* **Records shown**:
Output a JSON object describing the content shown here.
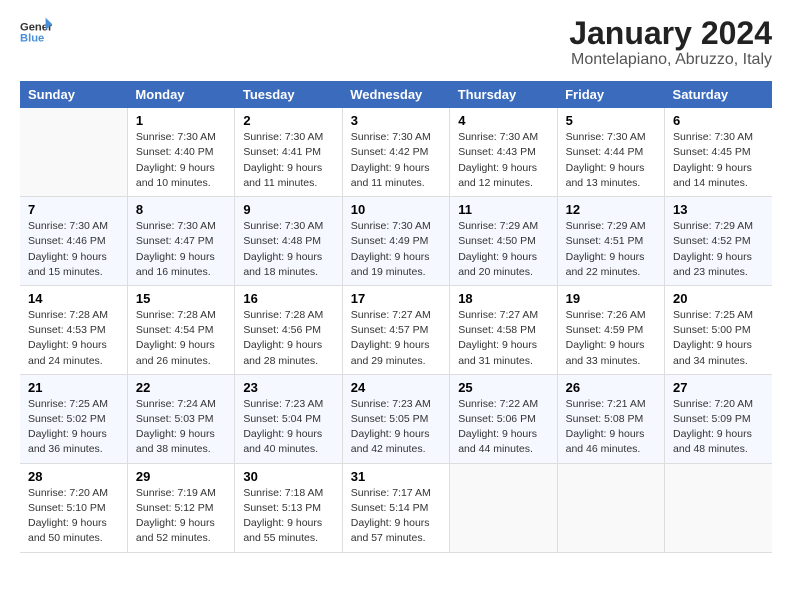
{
  "logo": {
    "text_general": "General",
    "text_blue": "Blue"
  },
  "title": "January 2024",
  "subtitle": "Montelapiano, Abruzzo, Italy",
  "calendar": {
    "headers": [
      "Sunday",
      "Monday",
      "Tuesday",
      "Wednesday",
      "Thursday",
      "Friday",
      "Saturday"
    ],
    "weeks": [
      [
        {
          "day": "",
          "sunrise": "",
          "sunset": "",
          "daylight": ""
        },
        {
          "day": "1",
          "sunrise": "Sunrise: 7:30 AM",
          "sunset": "Sunset: 4:40 PM",
          "daylight": "Daylight: 9 hours and 10 minutes."
        },
        {
          "day": "2",
          "sunrise": "Sunrise: 7:30 AM",
          "sunset": "Sunset: 4:41 PM",
          "daylight": "Daylight: 9 hours and 11 minutes."
        },
        {
          "day": "3",
          "sunrise": "Sunrise: 7:30 AM",
          "sunset": "Sunset: 4:42 PM",
          "daylight": "Daylight: 9 hours and 11 minutes."
        },
        {
          "day": "4",
          "sunrise": "Sunrise: 7:30 AM",
          "sunset": "Sunset: 4:43 PM",
          "daylight": "Daylight: 9 hours and 12 minutes."
        },
        {
          "day": "5",
          "sunrise": "Sunrise: 7:30 AM",
          "sunset": "Sunset: 4:44 PM",
          "daylight": "Daylight: 9 hours and 13 minutes."
        },
        {
          "day": "6",
          "sunrise": "Sunrise: 7:30 AM",
          "sunset": "Sunset: 4:45 PM",
          "daylight": "Daylight: 9 hours and 14 minutes."
        }
      ],
      [
        {
          "day": "7",
          "sunrise": "Sunrise: 7:30 AM",
          "sunset": "Sunset: 4:46 PM",
          "daylight": "Daylight: 9 hours and 15 minutes."
        },
        {
          "day": "8",
          "sunrise": "Sunrise: 7:30 AM",
          "sunset": "Sunset: 4:47 PM",
          "daylight": "Daylight: 9 hours and 16 minutes."
        },
        {
          "day": "9",
          "sunrise": "Sunrise: 7:30 AM",
          "sunset": "Sunset: 4:48 PM",
          "daylight": "Daylight: 9 hours and 18 minutes."
        },
        {
          "day": "10",
          "sunrise": "Sunrise: 7:30 AM",
          "sunset": "Sunset: 4:49 PM",
          "daylight": "Daylight: 9 hours and 19 minutes."
        },
        {
          "day": "11",
          "sunrise": "Sunrise: 7:29 AM",
          "sunset": "Sunset: 4:50 PM",
          "daylight": "Daylight: 9 hours and 20 minutes."
        },
        {
          "day": "12",
          "sunrise": "Sunrise: 7:29 AM",
          "sunset": "Sunset: 4:51 PM",
          "daylight": "Daylight: 9 hours and 22 minutes."
        },
        {
          "day": "13",
          "sunrise": "Sunrise: 7:29 AM",
          "sunset": "Sunset: 4:52 PM",
          "daylight": "Daylight: 9 hours and 23 minutes."
        }
      ],
      [
        {
          "day": "14",
          "sunrise": "Sunrise: 7:28 AM",
          "sunset": "Sunset: 4:53 PM",
          "daylight": "Daylight: 9 hours and 24 minutes."
        },
        {
          "day": "15",
          "sunrise": "Sunrise: 7:28 AM",
          "sunset": "Sunset: 4:54 PM",
          "daylight": "Daylight: 9 hours and 26 minutes."
        },
        {
          "day": "16",
          "sunrise": "Sunrise: 7:28 AM",
          "sunset": "Sunset: 4:56 PM",
          "daylight": "Daylight: 9 hours and 28 minutes."
        },
        {
          "day": "17",
          "sunrise": "Sunrise: 7:27 AM",
          "sunset": "Sunset: 4:57 PM",
          "daylight": "Daylight: 9 hours and 29 minutes."
        },
        {
          "day": "18",
          "sunrise": "Sunrise: 7:27 AM",
          "sunset": "Sunset: 4:58 PM",
          "daylight": "Daylight: 9 hours and 31 minutes."
        },
        {
          "day": "19",
          "sunrise": "Sunrise: 7:26 AM",
          "sunset": "Sunset: 4:59 PM",
          "daylight": "Daylight: 9 hours and 33 minutes."
        },
        {
          "day": "20",
          "sunrise": "Sunrise: 7:25 AM",
          "sunset": "Sunset: 5:00 PM",
          "daylight": "Daylight: 9 hours and 34 minutes."
        }
      ],
      [
        {
          "day": "21",
          "sunrise": "Sunrise: 7:25 AM",
          "sunset": "Sunset: 5:02 PM",
          "daylight": "Daylight: 9 hours and 36 minutes."
        },
        {
          "day": "22",
          "sunrise": "Sunrise: 7:24 AM",
          "sunset": "Sunset: 5:03 PM",
          "daylight": "Daylight: 9 hours and 38 minutes."
        },
        {
          "day": "23",
          "sunrise": "Sunrise: 7:23 AM",
          "sunset": "Sunset: 5:04 PM",
          "daylight": "Daylight: 9 hours and 40 minutes."
        },
        {
          "day": "24",
          "sunrise": "Sunrise: 7:23 AM",
          "sunset": "Sunset: 5:05 PM",
          "daylight": "Daylight: 9 hours and 42 minutes."
        },
        {
          "day": "25",
          "sunrise": "Sunrise: 7:22 AM",
          "sunset": "Sunset: 5:06 PM",
          "daylight": "Daylight: 9 hours and 44 minutes."
        },
        {
          "day": "26",
          "sunrise": "Sunrise: 7:21 AM",
          "sunset": "Sunset: 5:08 PM",
          "daylight": "Daylight: 9 hours and 46 minutes."
        },
        {
          "day": "27",
          "sunrise": "Sunrise: 7:20 AM",
          "sunset": "Sunset: 5:09 PM",
          "daylight": "Daylight: 9 hours and 48 minutes."
        }
      ],
      [
        {
          "day": "28",
          "sunrise": "Sunrise: 7:20 AM",
          "sunset": "Sunset: 5:10 PM",
          "daylight": "Daylight: 9 hours and 50 minutes."
        },
        {
          "day": "29",
          "sunrise": "Sunrise: 7:19 AM",
          "sunset": "Sunset: 5:12 PM",
          "daylight": "Daylight: 9 hours and 52 minutes."
        },
        {
          "day": "30",
          "sunrise": "Sunrise: 7:18 AM",
          "sunset": "Sunset: 5:13 PM",
          "daylight": "Daylight: 9 hours and 55 minutes."
        },
        {
          "day": "31",
          "sunrise": "Sunrise: 7:17 AM",
          "sunset": "Sunset: 5:14 PM",
          "daylight": "Daylight: 9 hours and 57 minutes."
        },
        {
          "day": "",
          "sunrise": "",
          "sunset": "",
          "daylight": ""
        },
        {
          "day": "",
          "sunrise": "",
          "sunset": "",
          "daylight": ""
        },
        {
          "day": "",
          "sunrise": "",
          "sunset": "",
          "daylight": ""
        }
      ]
    ]
  }
}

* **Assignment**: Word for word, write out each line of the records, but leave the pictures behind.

* **Your solution**:
Output a JSON object describing the content shown here.
{
  "logo": {
    "text_general": "General",
    "text_blue": "Blue"
  },
  "title": "January 2024",
  "subtitle": "Montelapiano, Abruzzo, Italy",
  "calendar": {
    "headers": [
      "Sunday",
      "Monday",
      "Tuesday",
      "Wednesday",
      "Thursday",
      "Friday",
      "Saturday"
    ],
    "weeks": [
      [
        {
          "day": "",
          "sunrise": "",
          "sunset": "",
          "daylight": ""
        },
        {
          "day": "1",
          "sunrise": "Sunrise: 7:30 AM",
          "sunset": "Sunset: 4:40 PM",
          "daylight": "Daylight: 9 hours and 10 minutes."
        },
        {
          "day": "2",
          "sunrise": "Sunrise: 7:30 AM",
          "sunset": "Sunset: 4:41 PM",
          "daylight": "Daylight: 9 hours and 11 minutes."
        },
        {
          "day": "3",
          "sunrise": "Sunrise: 7:30 AM",
          "sunset": "Sunset: 4:42 PM",
          "daylight": "Daylight: 9 hours and 11 minutes."
        },
        {
          "day": "4",
          "sunrise": "Sunrise: 7:30 AM",
          "sunset": "Sunset: 4:43 PM",
          "daylight": "Daylight: 9 hours and 12 minutes."
        },
        {
          "day": "5",
          "sunrise": "Sunrise: 7:30 AM",
          "sunset": "Sunset: 4:44 PM",
          "daylight": "Daylight: 9 hours and 13 minutes."
        },
        {
          "day": "6",
          "sunrise": "Sunrise: 7:30 AM",
          "sunset": "Sunset: 4:45 PM",
          "daylight": "Daylight: 9 hours and 14 minutes."
        }
      ],
      [
        {
          "day": "7",
          "sunrise": "Sunrise: 7:30 AM",
          "sunset": "Sunset: 4:46 PM",
          "daylight": "Daylight: 9 hours and 15 minutes."
        },
        {
          "day": "8",
          "sunrise": "Sunrise: 7:30 AM",
          "sunset": "Sunset: 4:47 PM",
          "daylight": "Daylight: 9 hours and 16 minutes."
        },
        {
          "day": "9",
          "sunrise": "Sunrise: 7:30 AM",
          "sunset": "Sunset: 4:48 PM",
          "daylight": "Daylight: 9 hours and 18 minutes."
        },
        {
          "day": "10",
          "sunrise": "Sunrise: 7:30 AM",
          "sunset": "Sunset: 4:49 PM",
          "daylight": "Daylight: 9 hours and 19 minutes."
        },
        {
          "day": "11",
          "sunrise": "Sunrise: 7:29 AM",
          "sunset": "Sunset: 4:50 PM",
          "daylight": "Daylight: 9 hours and 20 minutes."
        },
        {
          "day": "12",
          "sunrise": "Sunrise: 7:29 AM",
          "sunset": "Sunset: 4:51 PM",
          "daylight": "Daylight: 9 hours and 22 minutes."
        },
        {
          "day": "13",
          "sunrise": "Sunrise: 7:29 AM",
          "sunset": "Sunset: 4:52 PM",
          "daylight": "Daylight: 9 hours and 23 minutes."
        }
      ],
      [
        {
          "day": "14",
          "sunrise": "Sunrise: 7:28 AM",
          "sunset": "Sunset: 4:53 PM",
          "daylight": "Daylight: 9 hours and 24 minutes."
        },
        {
          "day": "15",
          "sunrise": "Sunrise: 7:28 AM",
          "sunset": "Sunset: 4:54 PM",
          "daylight": "Daylight: 9 hours and 26 minutes."
        },
        {
          "day": "16",
          "sunrise": "Sunrise: 7:28 AM",
          "sunset": "Sunset: 4:56 PM",
          "daylight": "Daylight: 9 hours and 28 minutes."
        },
        {
          "day": "17",
          "sunrise": "Sunrise: 7:27 AM",
          "sunset": "Sunset: 4:57 PM",
          "daylight": "Daylight: 9 hours and 29 minutes."
        },
        {
          "day": "18",
          "sunrise": "Sunrise: 7:27 AM",
          "sunset": "Sunset: 4:58 PM",
          "daylight": "Daylight: 9 hours and 31 minutes."
        },
        {
          "day": "19",
          "sunrise": "Sunrise: 7:26 AM",
          "sunset": "Sunset: 4:59 PM",
          "daylight": "Daylight: 9 hours and 33 minutes."
        },
        {
          "day": "20",
          "sunrise": "Sunrise: 7:25 AM",
          "sunset": "Sunset: 5:00 PM",
          "daylight": "Daylight: 9 hours and 34 minutes."
        }
      ],
      [
        {
          "day": "21",
          "sunrise": "Sunrise: 7:25 AM",
          "sunset": "Sunset: 5:02 PM",
          "daylight": "Daylight: 9 hours and 36 minutes."
        },
        {
          "day": "22",
          "sunrise": "Sunrise: 7:24 AM",
          "sunset": "Sunset: 5:03 PM",
          "daylight": "Daylight: 9 hours and 38 minutes."
        },
        {
          "day": "23",
          "sunrise": "Sunrise: 7:23 AM",
          "sunset": "Sunset: 5:04 PM",
          "daylight": "Daylight: 9 hours and 40 minutes."
        },
        {
          "day": "24",
          "sunrise": "Sunrise: 7:23 AM",
          "sunset": "Sunset: 5:05 PM",
          "daylight": "Daylight: 9 hours and 42 minutes."
        },
        {
          "day": "25",
          "sunrise": "Sunrise: 7:22 AM",
          "sunset": "Sunset: 5:06 PM",
          "daylight": "Daylight: 9 hours and 44 minutes."
        },
        {
          "day": "26",
          "sunrise": "Sunrise: 7:21 AM",
          "sunset": "Sunset: 5:08 PM",
          "daylight": "Daylight: 9 hours and 46 minutes."
        },
        {
          "day": "27",
          "sunrise": "Sunrise: 7:20 AM",
          "sunset": "Sunset: 5:09 PM",
          "daylight": "Daylight: 9 hours and 48 minutes."
        }
      ],
      [
        {
          "day": "28",
          "sunrise": "Sunrise: 7:20 AM",
          "sunset": "Sunset: 5:10 PM",
          "daylight": "Daylight: 9 hours and 50 minutes."
        },
        {
          "day": "29",
          "sunrise": "Sunrise: 7:19 AM",
          "sunset": "Sunset: 5:12 PM",
          "daylight": "Daylight: 9 hours and 52 minutes."
        },
        {
          "day": "30",
          "sunrise": "Sunrise: 7:18 AM",
          "sunset": "Sunset: 5:13 PM",
          "daylight": "Daylight: 9 hours and 55 minutes."
        },
        {
          "day": "31",
          "sunrise": "Sunrise: 7:17 AM",
          "sunset": "Sunset: 5:14 PM",
          "daylight": "Daylight: 9 hours and 57 minutes."
        },
        {
          "day": "",
          "sunrise": "",
          "sunset": "",
          "daylight": ""
        },
        {
          "day": "",
          "sunrise": "",
          "sunset": "",
          "daylight": ""
        },
        {
          "day": "",
          "sunrise": "",
          "sunset": "",
          "daylight": ""
        }
      ]
    ]
  }
}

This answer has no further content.